ISP is a resin coated photo paper with a satin finish. Other ‘RC’ papers include Canson HighGloss or Canson PhotoSatin.


Baryta papers use a barium sulphate layer to produce quite pleasing and highly archival prints, typically with a satin like finish.  The Baryta papers can produce deep blacks, bright whites, and have excellent colour reproduction.  I find there’s something about the way colours sit on these papers that just isn’t present in others.

Canson Baryta Photographique

Canson Baryta Photographique

Baryta Photographique is extremely neutral, and similar to Ilford’s Gold Fibre Silk.

Fibre based ‘darkroom’ papers

Coated fibre based papers originate from traditional darkroom papers, and are often compared in appearance to the Baryta’s.  They’re often made with a cotton or alpha-cellulose fibre substrate with a microporous coating.  The surface textures are usually satin like in appearance, and can have a light textural presence.

Platine Fibre Rag

Canson Platine Fibre Rag

Platine is one of my ‘go to’ papers, and always produces great looking prints.  It’s built on a cotton rag, is fairly neutral, and the satin surface texture looks natural.

Ilford’s Gold Fibre gloss is a similar option.

Epson’s Traditional Photo paper could be considered similar as well, it uses wood based fibres instead of cotton fibres but contains OBA’s giving a bright but cooler appearance. 

Ilford Gold Mono Silk

Ilford Gold Mono Silk

Gold Mono silk is now out of production. It’s a coated, fibre based paper with a semi gloss surface.

It’s included here to demonstrate the surface reflection from a glossy paper.

Wrap up

Fine art papers can’t be described solely with specifications or waffly words. They have an aesthetic about them, a feel and a presence that becomes part of the print, and they really need to be experienced in person, so I can only hope this article helps.


Making choices

Tips for matching prints to papers:

  • Match the image with a paper white.  Don’t use cool toned papers for warm toned images and vice-versa, portraits can look dead when printed on cooler toned papers.
  • Papers with near neutral white points, or smoother surfaces tend to suit a wider range of images.
  • Coated papers are more vibrant and contrasty, and can suit images which need the extra punch.  They may also be chosen for their surface sheen, for example a glossy surface may be chosen for an image about water, or hard steel.
  • Matte papers have a softer look and blacks aren’t as deep.  I find this can make them suitable for natural scenes, portraits, or more artistic images where high contrast isn’t needed.
  • Textured papers should be selected carefully to complement the print and bring about a tactile feel, they won’t suit every print and can get in the way of image details.

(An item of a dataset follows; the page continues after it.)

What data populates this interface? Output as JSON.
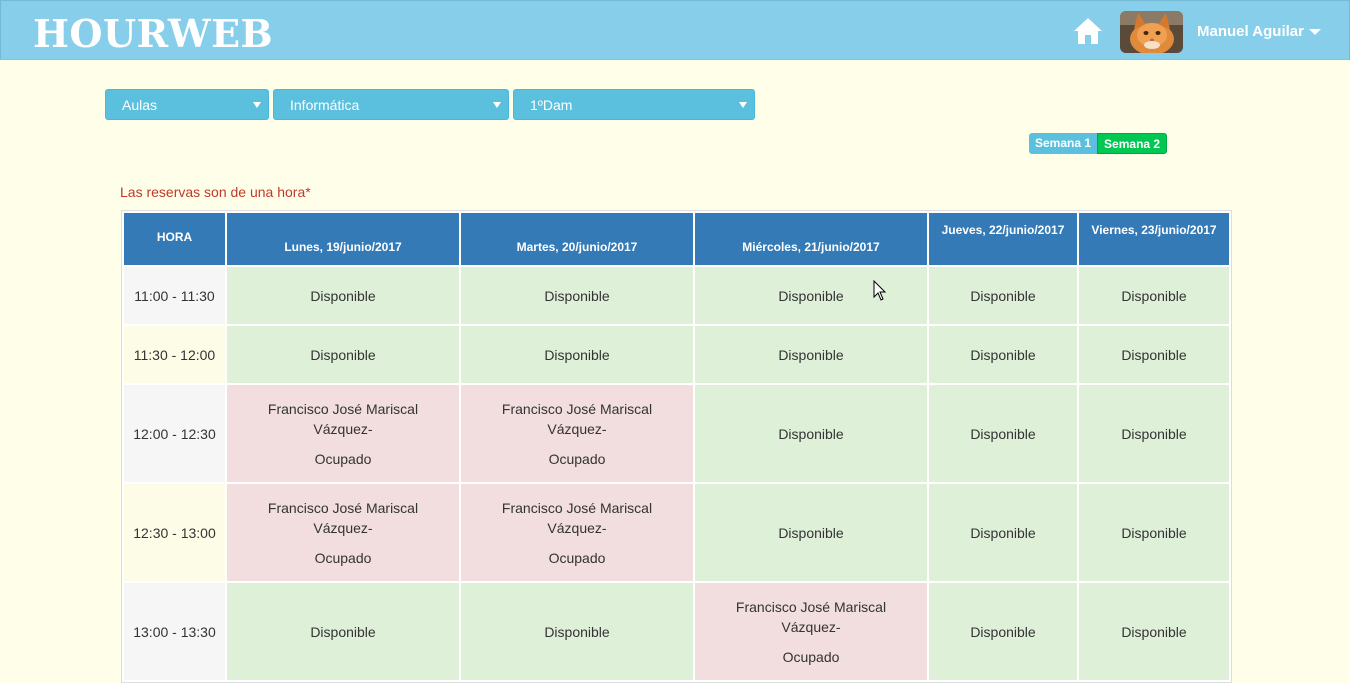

Only so much can be conveyed in words and images, I hope you enjoy an exploration into the world of fine art prints.